■ **EXERCISE**
Wherever the string "public" shows up in the data below, copy the whole line.

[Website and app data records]
● ● ● ● ● ● ●

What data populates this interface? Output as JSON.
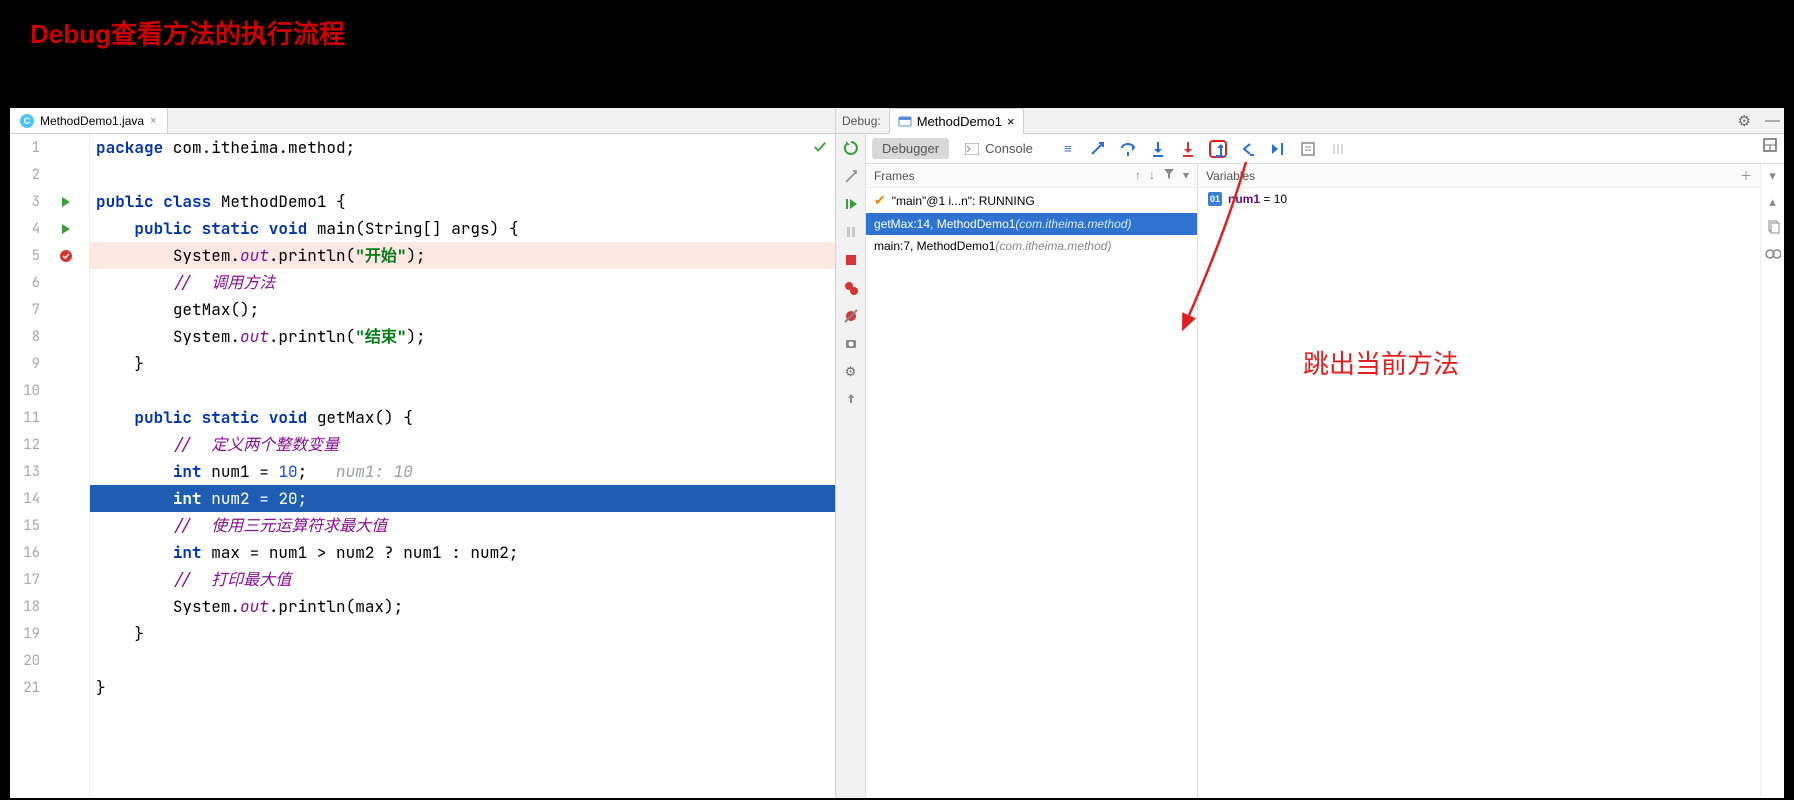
{
  "page_title": "Debug查看方法的执行流程",
  "editor": {
    "tab_filename": "MethodDemo1.java",
    "lines": {
      "l1_package": "package",
      "l1_rest": " com.itheima.method;",
      "l3_public": "public",
      "l3_class": " class",
      "l3_name": " MethodDemo1 {",
      "l4_mods": "public static void",
      "l4_main": " main",
      "l4_sig": "(String[] args) {",
      "l5_pre": "System.",
      "l5_out": "out",
      "l5_post": ".println(",
      "l5_str": "\"开始\"",
      "l5_end": ");",
      "l6_cm": "//  调用方法",
      "l7": "getMax();",
      "l8_pre": "System.",
      "l8_out": "out",
      "l8_post": ".println(",
      "l8_str": "\"结束\"",
      "l8_end": ");",
      "l9": "}",
      "l11_mods": "public static void",
      "l11_name": " getMax",
      "l11_sig": "() {",
      "l12_cm": "//  定义两个整数变量",
      "l13_int": "int",
      "l13_rest": " num1 = ",
      "l13_num": "10",
      "l13_semi": ";",
      "l13_hint": "   num1: 10",
      "l14_int": "int",
      "l14_rest": " num2 = ",
      "l14_num": "20",
      "l14_semi": ";",
      "l15_cm": "//  使用三元运算符求最大值",
      "l16_int": "int",
      "l16_rest": " max = num1 > num2 ? num1 : num2;",
      "l17_cm": "//  打印最大值",
      "l18_pre": "System.",
      "l18_out": "out",
      "l18_post": ".println(max);",
      "l19": "}",
      "l21": "}"
    }
  },
  "debug": {
    "label": "Debug:",
    "config_name": "MethodDemo1",
    "tabs": {
      "debugger": "Debugger",
      "console": "Console"
    },
    "frames_header": "Frames",
    "variables_header": "Variables",
    "thread": "\"main\"@1 i...n\": RUNNING",
    "frame1_a": "getMax:14, MethodDemo1 ",
    "frame1_pkg": "(com.itheima.method)",
    "frame2_a": "main:7, MethodDemo1 ",
    "frame2_pkg": "(com.itheima.method)",
    "var1_name": "num1",
    "var1_val": " = 10"
  },
  "annotation": {
    "step_out_label": "跳出当前方法"
  },
  "gutter": {
    "lines": [
      "1",
      "2",
      "3",
      "4",
      "5",
      "6",
      "7",
      "8",
      "9",
      "10",
      "11",
      "12",
      "13",
      "14",
      "15",
      "16",
      "17",
      "18",
      "19",
      "20",
      "21"
    ]
  }
}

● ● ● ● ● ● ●

■ **TASK OUTPUT**
      "l3_public": "public",
      "l4_mods": "public static void",
      "l11_mods": "public static void",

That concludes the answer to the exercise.